◆ MATERIAL FOR THE TASK:
§

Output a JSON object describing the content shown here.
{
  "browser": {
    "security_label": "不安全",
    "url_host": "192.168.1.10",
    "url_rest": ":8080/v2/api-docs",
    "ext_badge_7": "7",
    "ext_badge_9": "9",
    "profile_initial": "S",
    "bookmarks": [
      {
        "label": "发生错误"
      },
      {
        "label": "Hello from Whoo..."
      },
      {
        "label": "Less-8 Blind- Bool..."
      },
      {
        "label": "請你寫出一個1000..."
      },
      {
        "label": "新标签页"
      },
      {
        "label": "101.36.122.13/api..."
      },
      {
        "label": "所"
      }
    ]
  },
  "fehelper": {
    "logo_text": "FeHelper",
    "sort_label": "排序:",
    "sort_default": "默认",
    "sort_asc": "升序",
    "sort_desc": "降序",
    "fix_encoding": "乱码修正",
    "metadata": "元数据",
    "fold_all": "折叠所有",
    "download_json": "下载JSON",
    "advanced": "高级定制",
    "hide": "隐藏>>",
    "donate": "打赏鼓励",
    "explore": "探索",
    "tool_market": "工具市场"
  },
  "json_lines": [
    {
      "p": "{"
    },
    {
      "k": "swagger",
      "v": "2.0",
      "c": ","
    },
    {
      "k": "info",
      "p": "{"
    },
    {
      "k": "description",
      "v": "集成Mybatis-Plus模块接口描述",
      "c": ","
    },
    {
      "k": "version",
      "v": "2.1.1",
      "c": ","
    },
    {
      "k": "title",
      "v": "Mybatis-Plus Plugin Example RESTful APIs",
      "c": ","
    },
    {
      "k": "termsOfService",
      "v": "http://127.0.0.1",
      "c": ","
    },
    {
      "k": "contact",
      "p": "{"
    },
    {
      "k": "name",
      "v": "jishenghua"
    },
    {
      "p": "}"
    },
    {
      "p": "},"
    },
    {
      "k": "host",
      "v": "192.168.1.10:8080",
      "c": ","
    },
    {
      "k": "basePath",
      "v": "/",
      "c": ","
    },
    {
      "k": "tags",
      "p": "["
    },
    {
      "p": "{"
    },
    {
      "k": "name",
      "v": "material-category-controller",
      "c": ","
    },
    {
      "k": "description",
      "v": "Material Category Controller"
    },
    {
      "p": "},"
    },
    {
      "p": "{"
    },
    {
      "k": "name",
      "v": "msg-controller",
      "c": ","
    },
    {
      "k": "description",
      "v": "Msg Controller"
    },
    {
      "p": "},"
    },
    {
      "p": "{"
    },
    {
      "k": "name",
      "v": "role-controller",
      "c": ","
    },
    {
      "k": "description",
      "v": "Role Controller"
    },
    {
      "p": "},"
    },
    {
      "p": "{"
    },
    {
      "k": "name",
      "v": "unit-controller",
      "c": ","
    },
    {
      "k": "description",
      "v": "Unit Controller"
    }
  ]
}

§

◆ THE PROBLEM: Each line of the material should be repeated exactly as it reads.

◆ THE ANSWER:
Output a JSON object describing the content shown here.
{
  "browser": {
    "security_label": "不安全",
    "url_host": "192.168.1.10",
    "url_rest": ":8080/v2/api-docs",
    "ext_badge_7": "7",
    "ext_badge_9": "9",
    "profile_initial": "S",
    "bookmarks": [
      {
        "label": "发生错误"
      },
      {
        "label": "Hello from Whoo..."
      },
      {
        "label": "Less-8 Blind- Bool..."
      },
      {
        "label": "請你寫出一個1000..."
      },
      {
        "label": "新标签页"
      },
      {
        "label": "101.36.122.13/api..."
      },
      {
        "label": "所"
      }
    ]
  },
  "fehelper": {
    "logo_text": "FeHelper",
    "sort_label": "排序:",
    "sort_default": "默认",
    "sort_asc": "升序",
    "sort_desc": "降序",
    "fix_encoding": "乱码修正",
    "metadata": "元数据",
    "fold_all": "折叠所有",
    "download_json": "下载JSON",
    "advanced": "高级定制",
    "hide": "隐藏>>",
    "donate": "打赏鼓励",
    "explore": "探索",
    "tool_market": "工具市场"
  },
  "json_lines": [
    {
      "p": "{"
    },
    {
      "k": "swagger",
      "v": "2.0",
      "c": ","
    },
    {
      "k": "info",
      "p": "{"
    },
    {
      "k": "description",
      "v": "集成Mybatis-Plus模块接口描述",
      "c": ","
    },
    {
      "k": "version",
      "v": "2.1.1",
      "c": ","
    },
    {
      "k": "title",
      "v": "Mybatis-Plus Plugin Example RESTful APIs",
      "c": ","
    },
    {
      "k": "termsOfService",
      "v": "http://127.0.0.1",
      "c": ","
    },
    {
      "k": "contact",
      "p": "{"
    },
    {
      "k": "name",
      "v": "jishenghua"
    },
    {
      "p": "}"
    },
    {
      "p": "},"
    },
    {
      "k": "host",
      "v": "192.168.1.10:8080",
      "c": ","
    },
    {
      "k": "basePath",
      "v": "/",
      "c": ","
    },
    {
      "k": "tags",
      "p": "["
    },
    {
      "p": "{"
    },
    {
      "k": "name",
      "v": "material-category-controller",
      "c": ","
    },
    {
      "k": "description",
      "v": "Material Category Controller"
    },
    {
      "p": "},"
    },
    {
      "p": "{"
    },
    {
      "k": "name",
      "v": "msg-controller",
      "c": ","
    },
    {
      "k": "description",
      "v": "Msg Controller"
    },
    {
      "p": "},"
    },
    {
      "p": "{"
    },
    {
      "k": "name",
      "v": "role-controller",
      "c": ","
    },
    {
      "k": "description",
      "v": "Role Controller"
    },
    {
      "p": "},"
    },
    {
      "p": "{"
    },
    {
      "k": "name",
      "v": "unit-controller",
      "c": ","
    },
    {
      "k": "description",
      "v": "Unit Controller"
    }
  ]
}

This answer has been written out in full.